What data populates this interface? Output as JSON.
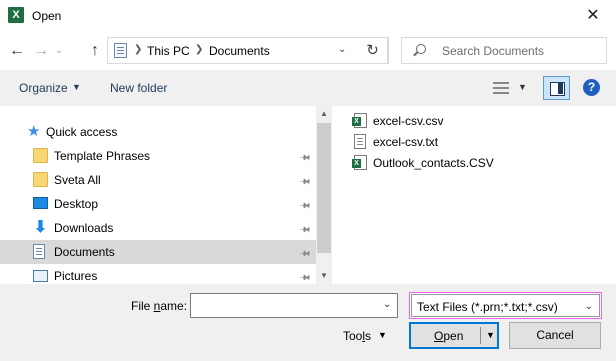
{
  "window": {
    "app_icon": "X",
    "title": "Open",
    "close_label": "✕"
  },
  "navigation": {
    "back_icon": "←",
    "forward_icon": "→",
    "recent_icon": "⌄",
    "up_icon": "↑",
    "breadcrumb": [
      "This PC",
      "Documents"
    ],
    "refresh_icon": "↻",
    "search_placeholder": "Search Documents"
  },
  "commandbar": {
    "organize": "Organize",
    "new_folder": "New folder",
    "help": "?"
  },
  "navpane": {
    "items": [
      {
        "label": "Quick access",
        "icon": "star-icon",
        "pinned": false,
        "selected": false
      },
      {
        "label": "Template Phrases",
        "icon": "folder-icon",
        "pinned": true,
        "selected": false
      },
      {
        "label": "Sveta All",
        "icon": "folder-icon",
        "pinned": true,
        "selected": false
      },
      {
        "label": "Desktop",
        "icon": "desktop-icon",
        "pinned": true,
        "selected": false
      },
      {
        "label": "Downloads",
        "icon": "downloads-icon",
        "pinned": true,
        "selected": false
      },
      {
        "label": "Documents",
        "icon": "documents-icon",
        "pinned": true,
        "selected": true
      },
      {
        "label": "Pictures",
        "icon": "pictures-icon",
        "pinned": true,
        "selected": false
      }
    ]
  },
  "files": [
    {
      "name": "excel-csv.csv",
      "icon": "excel-file-icon"
    },
    {
      "name": "excel-csv.txt",
      "icon": "txt-file-icon"
    },
    {
      "name": "Outlook_contacts.CSV",
      "icon": "excel-file-icon"
    }
  ],
  "bottom": {
    "file_name_label_pre": "File ",
    "file_name_label_ul": "n",
    "file_name_label_post": "ame:",
    "file_name_value": "",
    "file_type_selected": "Text Files (*.prn;*.txt;*.csv)",
    "tools_pre": "Too",
    "tools_ul": "l",
    "tools_post": "s",
    "open_ul": "O",
    "open_post": "pen",
    "cancel": "Cancel"
  }
}
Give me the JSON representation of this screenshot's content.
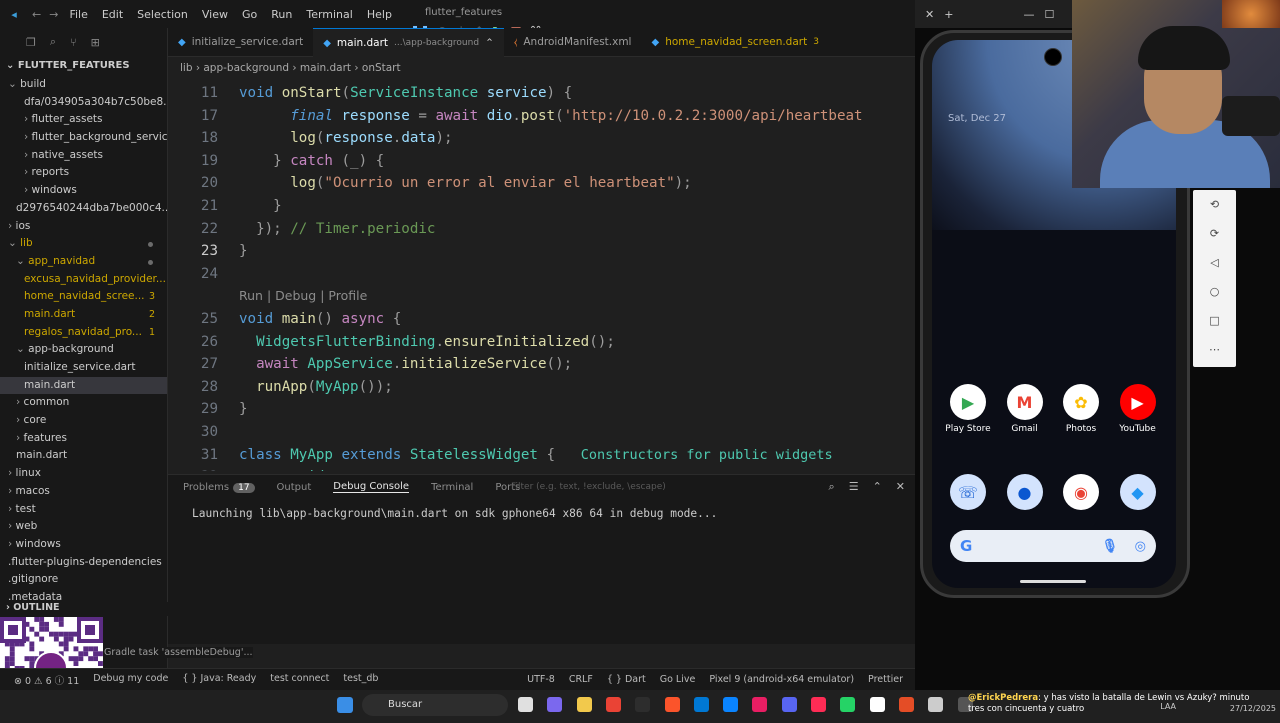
{
  "titlebar": {
    "menu": [
      "File",
      "Edit",
      "Selection",
      "View",
      "Go",
      "Run",
      "Terminal",
      "Help"
    ],
    "window_title": "flutter_features"
  },
  "tabs": [
    {
      "label": "initialize_service.dart",
      "extra": ""
    },
    {
      "label": "main.dart",
      "extra": "...\\app-background"
    },
    {
      "label": "AndroidManifest.xml",
      "extra": ""
    },
    {
      "label": "home_navidad_screen.dart",
      "extra": "3"
    }
  ],
  "breadcrumb": [
    "lib",
    "app-background",
    "main.dart",
    "onStart"
  ],
  "explorer": {
    "section": "FLUTTER_FEATURES",
    "items": [
      {
        "label": "build",
        "indent": 1,
        "kind": "folder-open",
        "badge": "",
        "color": ""
      },
      {
        "label": "dfa/034905a304b7c50be8...",
        "indent": 3,
        "kind": "file",
        "badge": "",
        "color": ""
      },
      {
        "label": "flutter_assets",
        "indent": 3,
        "kind": "folder",
        "badge": "",
        "color": ""
      },
      {
        "label": "flutter_background_service...",
        "indent": 3,
        "kind": "folder",
        "badge": "",
        "color": ""
      },
      {
        "label": "native_assets",
        "indent": 3,
        "kind": "folder",
        "badge": "",
        "color": ""
      },
      {
        "label": "reports",
        "indent": 3,
        "kind": "folder",
        "badge": "",
        "color": ""
      },
      {
        "label": "windows",
        "indent": 3,
        "kind": "folder",
        "badge": "",
        "color": ""
      },
      {
        "label": "d2976540244dba7be000c4...",
        "indent": 2,
        "kind": "file",
        "badge": "",
        "color": ""
      },
      {
        "label": "ios",
        "indent": 1,
        "kind": "folder",
        "badge": "",
        "color": ""
      },
      {
        "label": "lib",
        "indent": 1,
        "kind": "folder-open",
        "badge": "",
        "color": "warn",
        "dot": true
      },
      {
        "label": "app_navidad",
        "indent": 2,
        "kind": "folder-open",
        "badge": "",
        "color": "warn",
        "dot": true
      },
      {
        "label": "excusa_navidad_provider...",
        "indent": 3,
        "kind": "file",
        "badge": "",
        "color": "warn"
      },
      {
        "label": "home_navidad_scree...",
        "indent": 3,
        "kind": "file",
        "badge": "3",
        "color": "warn"
      },
      {
        "label": "main.dart",
        "indent": 3,
        "kind": "file",
        "badge": "2",
        "color": "warn"
      },
      {
        "label": "regalos_navidad_pro...",
        "indent": 3,
        "kind": "file",
        "badge": "1",
        "color": "warn"
      },
      {
        "label": "app-background",
        "indent": 2,
        "kind": "folder-open",
        "badge": "",
        "color": ""
      },
      {
        "label": "initialize_service.dart",
        "indent": 3,
        "kind": "file",
        "badge": "",
        "color": ""
      },
      {
        "label": "main.dart",
        "indent": 3,
        "kind": "file",
        "badge": "",
        "color": "",
        "selected": true
      },
      {
        "label": "common",
        "indent": 2,
        "kind": "folder",
        "badge": "",
        "color": ""
      },
      {
        "label": "core",
        "indent": 2,
        "kind": "folder",
        "badge": "",
        "color": ""
      },
      {
        "label": "features",
        "indent": 2,
        "kind": "folder",
        "badge": "",
        "color": ""
      },
      {
        "label": "main.dart",
        "indent": 2,
        "kind": "file",
        "badge": "",
        "color": ""
      },
      {
        "label": "linux",
        "indent": 1,
        "kind": "folder",
        "badge": "",
        "color": ""
      },
      {
        "label": "macos",
        "indent": 1,
        "kind": "folder",
        "badge": "",
        "color": ""
      },
      {
        "label": "test",
        "indent": 1,
        "kind": "folder",
        "badge": "",
        "color": ""
      },
      {
        "label": "web",
        "indent": 1,
        "kind": "folder",
        "badge": "",
        "color": ""
      },
      {
        "label": "windows",
        "indent": 1,
        "kind": "folder",
        "badge": "",
        "color": ""
      },
      {
        "label": ".flutter-plugins-dependencies",
        "indent": 1,
        "kind": "file",
        "badge": "",
        "color": ""
      },
      {
        "label": ".gitignore",
        "indent": 1,
        "kind": "file",
        "badge": "",
        "color": ""
      },
      {
        "label": ".metadata",
        "indent": 1,
        "kind": "file",
        "badge": "",
        "color": ""
      }
    ],
    "outline": "OUTLINE"
  },
  "editor": {
    "lines": [
      {
        "n": "11",
        "tokens": [
          [
            "kwb",
            "void "
          ],
          [
            "fn",
            "onStart"
          ],
          [
            "gr",
            "("
          ],
          [
            "ty",
            "ServiceInstance "
          ],
          [
            "var",
            "service"
          ],
          [
            "gr",
            ") {"
          ]
        ]
      },
      {
        "n": "17",
        "tokens": [
          [
            "gr",
            "      "
          ],
          [
            "kwb it",
            "final "
          ],
          [
            "var",
            "response "
          ],
          [
            "gr",
            "= "
          ],
          [
            "kw",
            "await "
          ],
          [
            "var",
            "dio"
          ],
          [
            "gr",
            "."
          ],
          [
            "fn",
            "post"
          ],
          [
            "gr",
            "("
          ],
          [
            "str",
            "'http://10.0.2.2:3000/api/heartbeat"
          ]
        ]
      },
      {
        "n": "18",
        "tokens": [
          [
            "gr",
            "      "
          ],
          [
            "fn",
            "log"
          ],
          [
            "gr",
            "("
          ],
          [
            "var",
            "response"
          ],
          [
            "gr",
            "."
          ],
          [
            "var",
            "data"
          ],
          [
            "gr",
            ");"
          ]
        ]
      },
      {
        "n": "19",
        "tokens": [
          [
            "gr",
            "    } "
          ],
          [
            "kw",
            "catch "
          ],
          [
            "gr",
            "(_) {"
          ]
        ]
      },
      {
        "n": "20",
        "tokens": [
          [
            "gr",
            "      "
          ],
          [
            "fn",
            "log"
          ],
          [
            "gr",
            "("
          ],
          [
            "str",
            "\"Ocurrio un error al enviar el heartbeat\""
          ],
          [
            "gr",
            ");"
          ]
        ]
      },
      {
        "n": "21",
        "tokens": [
          [
            "gr",
            "    }"
          ]
        ]
      },
      {
        "n": "22",
        "tokens": [
          [
            "gr",
            "  }); "
          ],
          [
            "cm",
            "// Timer.periodic"
          ]
        ]
      },
      {
        "n": "23",
        "tokens": [
          [
            "gr",
            "}"
          ]
        ],
        "current": true
      },
      {
        "n": "24",
        "tokens": []
      },
      {
        "n": "",
        "codelens": "Run | Debug | Profile"
      },
      {
        "n": "25",
        "tokens": [
          [
            "kwb",
            "void "
          ],
          [
            "fn",
            "main"
          ],
          [
            "gr",
            "() "
          ],
          [
            "kw",
            "async "
          ],
          [
            "gr",
            "{"
          ]
        ]
      },
      {
        "n": "26",
        "tokens": [
          [
            "gr",
            "  "
          ],
          [
            "ty",
            "WidgetsFlutterBinding"
          ],
          [
            "gr",
            "."
          ],
          [
            "fn",
            "ensureInitialized"
          ],
          [
            "gr",
            "();"
          ]
        ]
      },
      {
        "n": "27",
        "tokens": [
          [
            "gr",
            "  "
          ],
          [
            "kw",
            "await "
          ],
          [
            "ty",
            "AppService"
          ],
          [
            "gr",
            "."
          ],
          [
            "fn",
            "initializeService"
          ],
          [
            "gr",
            "();"
          ]
        ]
      },
      {
        "n": "28",
        "tokens": [
          [
            "gr",
            "  "
          ],
          [
            "fn",
            "runApp"
          ],
          [
            "gr",
            "("
          ],
          [
            "ty",
            "MyApp"
          ],
          [
            "gr",
            "());"
          ]
        ]
      },
      {
        "n": "29",
        "tokens": [
          [
            "gr",
            "}"
          ]
        ]
      },
      {
        "n": "30",
        "tokens": []
      },
      {
        "n": "31",
        "tokens": [
          [
            "kwb",
            "class "
          ],
          [
            "ty",
            "MyApp "
          ],
          [
            "kwb",
            "extends "
          ],
          [
            "ty",
            "StatelessWidget "
          ],
          [
            "gr",
            "{   "
          ],
          [
            "inlay",
            "Constructors for public widgets"
          ]
        ]
      },
      {
        "n": "32",
        "tokens": [
          [
            "gr",
            "  "
          ],
          [
            "ty",
            "@override"
          ]
        ]
      }
    ]
  },
  "panel": {
    "tabs": [
      {
        "label": "Problems",
        "badge": "17"
      },
      {
        "label": "Output",
        "badge": ""
      },
      {
        "label": "Debug Console",
        "badge": "",
        "active": true
      },
      {
        "label": "Terminal",
        "badge": ""
      },
      {
        "label": "Ports",
        "badge": ""
      }
    ],
    "filter_placeholder": "Filter (e.g. text, !exclude, \\escape)",
    "output": "Launching lib\\app-background\\main.dart on sdk gphone64 x86 64 in debug mode..."
  },
  "gradle": "Gradle task 'assembleDebug'...",
  "statusbar": {
    "left": [
      "⊗ 0 ⚠ 6 ⓘ 11",
      "Debug my code",
      "{ } Java: Ready",
      "test connect",
      "test_db"
    ],
    "right": [
      "UTF-8",
      "CRLF",
      "{ } Dart",
      "Go Live",
      "Pixel 9 (android-x64 emulator)",
      "Prettier"
    ]
  },
  "taskbar": {
    "search": "Buscar",
    "chat_user": "@ErickPedrera",
    "chat_msg": ": y has visto la batalla de Lewin vs Azuky? minuto tres con cincuenta y cuatro",
    "lang": "LAA",
    "clock_date": "27/12/2025"
  },
  "phone": {
    "date": "Sat, Dec 27",
    "apps_row1": [
      {
        "label": "Play Store",
        "color": "#ffffff",
        "glyph": "▶",
        "fg": "#34a853"
      },
      {
        "label": "Gmail",
        "color": "#ffffff",
        "glyph": "M",
        "fg": "#ea4335"
      },
      {
        "label": "Photos",
        "color": "#ffffff",
        "glyph": "✿",
        "fg": "#fbbc04"
      },
      {
        "label": "YouTube",
        "color": "#ff0000",
        "glyph": "▶",
        "fg": "#ffffff"
      }
    ],
    "apps_row2": [
      {
        "color": "#d3e3fd",
        "glyph": "☏",
        "fg": "#0b57d0"
      },
      {
        "color": "#d3e3fd",
        "glyph": "●",
        "fg": "#0b57d0"
      },
      {
        "color": "#ffffff",
        "glyph": "◉",
        "fg": "#ea4335"
      },
      {
        "color": "#d3e3fd",
        "glyph": "◆",
        "fg": "#2196f3"
      }
    ]
  }
}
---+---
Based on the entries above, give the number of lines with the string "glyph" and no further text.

8